PROBLEM TO WORK ON →
Your task is to copy each line of the material below that includes "phone".

EXERCISE INPUT →

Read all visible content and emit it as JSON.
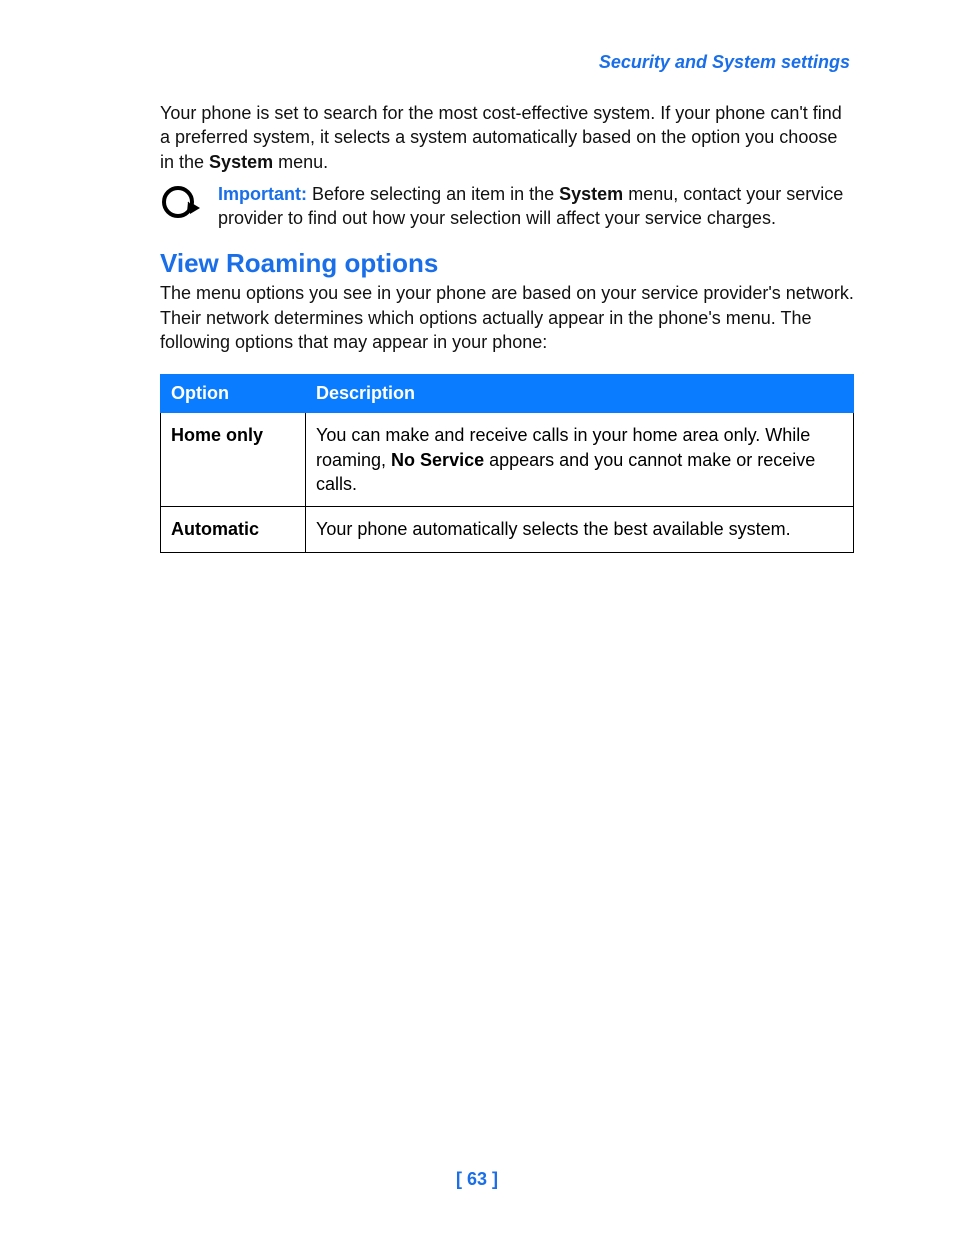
{
  "header": {
    "title": "Security and System settings"
  },
  "intro": {
    "line1": "Your phone is set to search for the most cost-effective system. If your phone can't find a preferred system, it selects a system automatically based on the option you choose in the ",
    "bold1": "System",
    "line2": " menu."
  },
  "important": {
    "label": "Important:",
    "text1": " Before selecting an item in the ",
    "bold1": "System",
    "text2": " menu, contact your service provider to find out how your selection will affect your service charges."
  },
  "section": {
    "heading": "View Roaming options",
    "para": "The menu options you see in your phone are based on your service provider's network. Their network determines which options actually appear in the phone's menu. The following options that may appear in your phone:"
  },
  "table": {
    "headers": {
      "col1": "Option",
      "col2": "Description"
    },
    "rows": [
      {
        "option": "Home only",
        "desc_pre": "You can make and receive calls in your home area only. While roaming, ",
        "desc_bold": "No Service",
        "desc_post": " appears and you cannot make or receive calls."
      },
      {
        "option": "Automatic",
        "desc_pre": "Your phone automatically selects the best available system.",
        "desc_bold": "",
        "desc_post": ""
      }
    ]
  },
  "footer": {
    "page_number": "[ 63 ]"
  }
}
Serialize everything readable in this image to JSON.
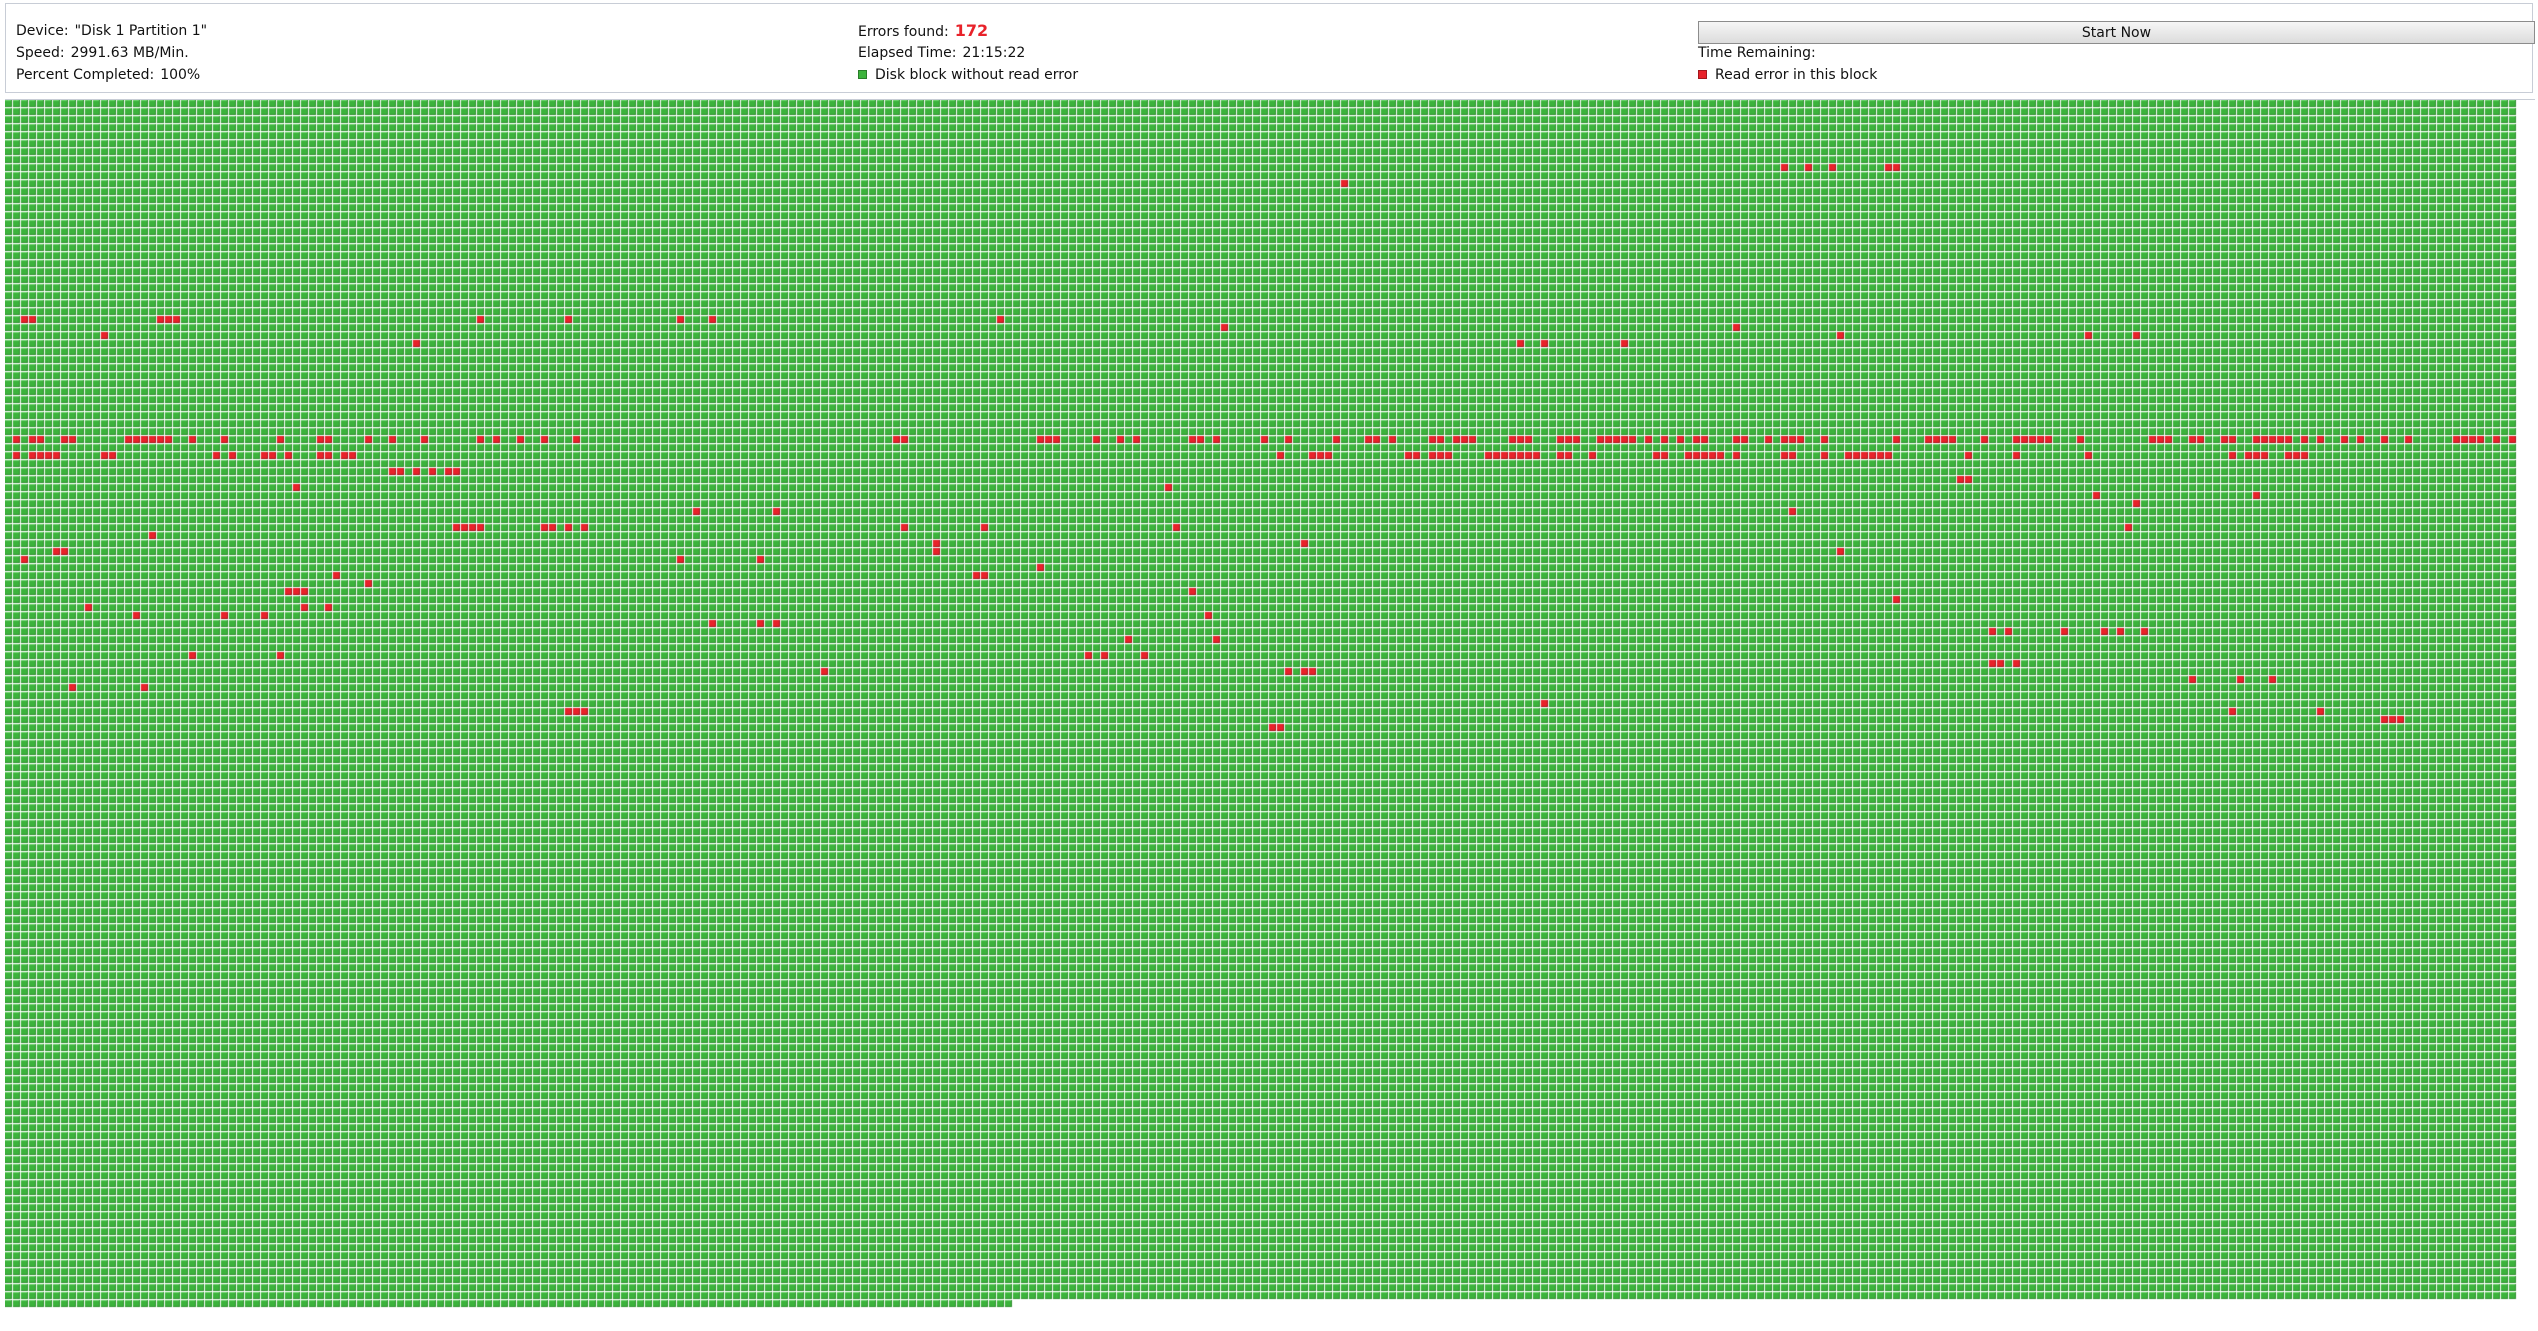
{
  "scan": {
    "device_label": "Device:",
    "device_value": "\"Disk 1 Partition 1\"",
    "speed_label": "Speed:",
    "speed_value": "2991.63 MB/Min.",
    "percent_label": "Percent Completed:",
    "percent_value": "100%",
    "percent_complete": 100,
    "errors_label": "Errors found:",
    "errors_value": "172",
    "elapsed_label": "Elapsed Time:",
    "elapsed_value": "21:15:22",
    "remaining_label": "Time Remaining:",
    "remaining_value": ""
  },
  "legend": {
    "ok_label": "Disk block without read error",
    "error_label": "Read error in this block"
  },
  "actions": {
    "start_label": "Start Now"
  },
  "colors": {
    "ok_block": "#3cb33c",
    "ok_block_highlight": "#6fd46f",
    "error_block": "#e8222a",
    "errors_text": "#e8222a"
  },
  "block_map": {
    "columns": 314,
    "rows": 151,
    "scanned_blocks": 47226,
    "error_blocks": [
      [
        8,
        222
      ],
      [
        8,
        225
      ],
      [
        8,
        228
      ],
      [
        8,
        235
      ],
      [
        8,
        236
      ],
      [
        10,
        167
      ],
      [
        27,
        2
      ],
      [
        27,
        3
      ],
      [
        27,
        19
      ],
      [
        27,
        20
      ],
      [
        27,
        21
      ],
      [
        27,
        59
      ],
      [
        27,
        70
      ],
      [
        27,
        84
      ],
      [
        27,
        88
      ],
      [
        27,
        124
      ],
      [
        28,
        152
      ],
      [
        28,
        216
      ],
      [
        29,
        12
      ],
      [
        29,
        229
      ],
      [
        29,
        260
      ],
      [
        29,
        266
      ],
      [
        30,
        51
      ],
      [
        30,
        189
      ],
      [
        30,
        192
      ],
      [
        30,
        202
      ],
      [
        42,
        1
      ],
      [
        42,
        3
      ],
      [
        42,
        4
      ],
      [
        42,
        7
      ],
      [
        42,
        8
      ],
      [
        42,
        15
      ],
      [
        42,
        16
      ],
      [
        42,
        17
      ],
      [
        42,
        18
      ],
      [
        42,
        19
      ],
      [
        42,
        20
      ],
      [
        42,
        23
      ],
      [
        42,
        27
      ],
      [
        42,
        34
      ],
      [
        42,
        39
      ],
      [
        42,
        40
      ],
      [
        42,
        45
      ],
      [
        42,
        48
      ],
      [
        42,
        52
      ],
      [
        42,
        59
      ],
      [
        42,
        61
      ],
      [
        42,
        64
      ],
      [
        42,
        67
      ],
      [
        42,
        71
      ],
      [
        42,
        111
      ],
      [
        42,
        112
      ],
      [
        42,
        129
      ],
      [
        42,
        130
      ],
      [
        42,
        131
      ],
      [
        42,
        136
      ],
      [
        42,
        139
      ],
      [
        42,
        141
      ],
      [
        42,
        148
      ],
      [
        42,
        149
      ],
      [
        42,
        151
      ],
      [
        42,
        157
      ],
      [
        42,
        160
      ],
      [
        42,
        166
      ],
      [
        42,
        170
      ],
      [
        42,
        171
      ],
      [
        42,
        173
      ],
      [
        42,
        178
      ],
      [
        42,
        179
      ],
      [
        42,
        181
      ],
      [
        42,
        182
      ],
      [
        42,
        183
      ],
      [
        42,
        188
      ],
      [
        42,
        189
      ],
      [
        42,
        190
      ],
      [
        42,
        194
      ],
      [
        42,
        195
      ],
      [
        42,
        196
      ],
      [
        42,
        199
      ],
      [
        42,
        200
      ],
      [
        42,
        201
      ],
      [
        42,
        202
      ],
      [
        42,
        203
      ],
      [
        42,
        205
      ],
      [
        42,
        207
      ],
      [
        42,
        209
      ],
      [
        42,
        211
      ],
      [
        42,
        212
      ],
      [
        42,
        216
      ],
      [
        42,
        217
      ],
      [
        42,
        220
      ],
      [
        42,
        222
      ],
      [
        42,
        223
      ],
      [
        42,
        224
      ],
      [
        42,
        227
      ],
      [
        42,
        236
      ],
      [
        42,
        240
      ],
      [
        42,
        241
      ],
      [
        42,
        242
      ],
      [
        42,
        243
      ],
      [
        42,
        247
      ],
      [
        42,
        251
      ],
      [
        42,
        252
      ],
      [
        42,
        253
      ],
      [
        42,
        254
      ],
      [
        42,
        255
      ],
      [
        42,
        259
      ],
      [
        42,
        268
      ],
      [
        42,
        269
      ],
      [
        42,
        270
      ],
      [
        42,
        273
      ],
      [
        42,
        274
      ],
      [
        42,
        277
      ],
      [
        42,
        278
      ],
      [
        42,
        281
      ],
      [
        42,
        282
      ],
      [
        42,
        283
      ],
      [
        42,
        284
      ],
      [
        42,
        285
      ],
      [
        42,
        287
      ],
      [
        42,
        289
      ],
      [
        42,
        292
      ],
      [
        42,
        294
      ],
      [
        42,
        297
      ],
      [
        42,
        300
      ],
      [
        42,
        306
      ],
      [
        42,
        307
      ],
      [
        42,
        308
      ],
      [
        42,
        309
      ],
      [
        42,
        311
      ],
      [
        42,
        313
      ],
      [
        44,
        1
      ],
      [
        44,
        3
      ],
      [
        44,
        4
      ],
      [
        44,
        5
      ],
      [
        44,
        6
      ],
      [
        44,
        12
      ],
      [
        44,
        13
      ],
      [
        44,
        26
      ],
      [
        44,
        28
      ],
      [
        44,
        32
      ],
      [
        44,
        33
      ],
      [
        44,
        35
      ],
      [
        44,
        39
      ],
      [
        44,
        40
      ],
      [
        44,
        42
      ],
      [
        44,
        43
      ],
      [
        44,
        159
      ],
      [
        44,
        163
      ],
      [
        44,
        164
      ],
      [
        44,
        165
      ],
      [
        44,
        175
      ],
      [
        44,
        176
      ],
      [
        44,
        178
      ],
      [
        44,
        179
      ],
      [
        44,
        180
      ],
      [
        44,
        185
      ],
      [
        44,
        186
      ],
      [
        44,
        187
      ],
      [
        44,
        188
      ],
      [
        44,
        189
      ],
      [
        44,
        190
      ],
      [
        44,
        191
      ],
      [
        44,
        194
      ],
      [
        44,
        195
      ],
      [
        44,
        198
      ],
      [
        44,
        206
      ],
      [
        44,
        207
      ],
      [
        44,
        210
      ],
      [
        44,
        211
      ],
      [
        44,
        212
      ],
      [
        44,
        213
      ],
      [
        44,
        214
      ],
      [
        44,
        216
      ],
      [
        44,
        222
      ],
      [
        44,
        223
      ],
      [
        44,
        227
      ],
      [
        44,
        230
      ],
      [
        44,
        231
      ],
      [
        44,
        232
      ],
      [
        44,
        233
      ],
      [
        44,
        234
      ],
      [
        44,
        235
      ],
      [
        44,
        245
      ],
      [
        44,
        251
      ],
      [
        44,
        260
      ],
      [
        44,
        278
      ],
      [
        44,
        280
      ],
      [
        44,
        281
      ],
      [
        44,
        282
      ],
      [
        44,
        285
      ],
      [
        44,
        286
      ],
      [
        44,
        287
      ],
      [
        46,
        48
      ],
      [
        46,
        49
      ],
      [
        46,
        51
      ],
      [
        46,
        53
      ],
      [
        46,
        55
      ],
      [
        46,
        56
      ],
      [
        47,
        244
      ],
      [
        47,
        245
      ],
      [
        48,
        36
      ],
      [
        48,
        145
      ],
      [
        49,
        261
      ],
      [
        49,
        281
      ],
      [
        50,
        266
      ],
      [
        51,
        86
      ],
      [
        51,
        96
      ],
      [
        51,
        223
      ],
      [
        53,
        56
      ],
      [
        53,
        57
      ],
      [
        53,
        58
      ],
      [
        53,
        59
      ],
      [
        53,
        67
      ],
      [
        53,
        68
      ],
      [
        53,
        70
      ],
      [
        53,
        72
      ],
      [
        53,
        112
      ],
      [
        53,
        122
      ],
      [
        53,
        146
      ],
      [
        53,
        265
      ],
      [
        54,
        18
      ],
      [
        55,
        116
      ],
      [
        55,
        162
      ],
      [
        56,
        6
      ],
      [
        56,
        7
      ],
      [
        56,
        116
      ],
      [
        56,
        229
      ],
      [
        57,
        2
      ],
      [
        57,
        84
      ],
      [
        57,
        94
      ],
      [
        58,
        129
      ],
      [
        59,
        41
      ],
      [
        59,
        121
      ],
      [
        59,
        122
      ],
      [
        60,
        45
      ],
      [
        61,
        35
      ],
      [
        61,
        36
      ],
      [
        61,
        37
      ],
      [
        61,
        148
      ],
      [
        62,
        236
      ],
      [
        63,
        10
      ],
      [
        63,
        37
      ],
      [
        63,
        40
      ],
      [
        64,
        16
      ],
      [
        64,
        27
      ],
      [
        64,
        32
      ],
      [
        64,
        150
      ],
      [
        65,
        88
      ],
      [
        65,
        94
      ],
      [
        65,
        96
      ],
      [
        66,
        248
      ],
      [
        66,
        250
      ],
      [
        66,
        257
      ],
      [
        66,
        262
      ],
      [
        66,
        264
      ],
      [
        66,
        267
      ],
      [
        67,
        140
      ],
      [
        67,
        151
      ],
      [
        69,
        23
      ],
      [
        69,
        34
      ],
      [
        69,
        135
      ],
      [
        69,
        137
      ],
      [
        69,
        142
      ],
      [
        70,
        248
      ],
      [
        70,
        249
      ],
      [
        70,
        251
      ],
      [
        71,
        102
      ],
      [
        71,
        160
      ],
      [
        71,
        162
      ],
      [
        71,
        163
      ],
      [
        72,
        273
      ],
      [
        72,
        279
      ],
      [
        72,
        283
      ],
      [
        73,
        8
      ],
      [
        73,
        17
      ],
      [
        75,
        192
      ],
      [
        76,
        70
      ],
      [
        76,
        71
      ],
      [
        76,
        72
      ],
      [
        76,
        278
      ],
      [
        76,
        289
      ],
      [
        77,
        297
      ],
      [
        77,
        298
      ],
      [
        77,
        299
      ],
      [
        78,
        158
      ],
      [
        78,
        159
      ]
    ]
  }
}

TASK RESULT →
    "line1": "Your phone is set to search for the most cost-effective system. If your phone can't find a preferred system, it selects a system automatically based on the option you choose in the ",
    "para": "The menu options you see in your phone are based on your service provider's network. Their network determines which options actually appear in the phone's menu. The following options that may appear in your phone:"
        "desc_pre": "Your phone automatically selects the best available system.",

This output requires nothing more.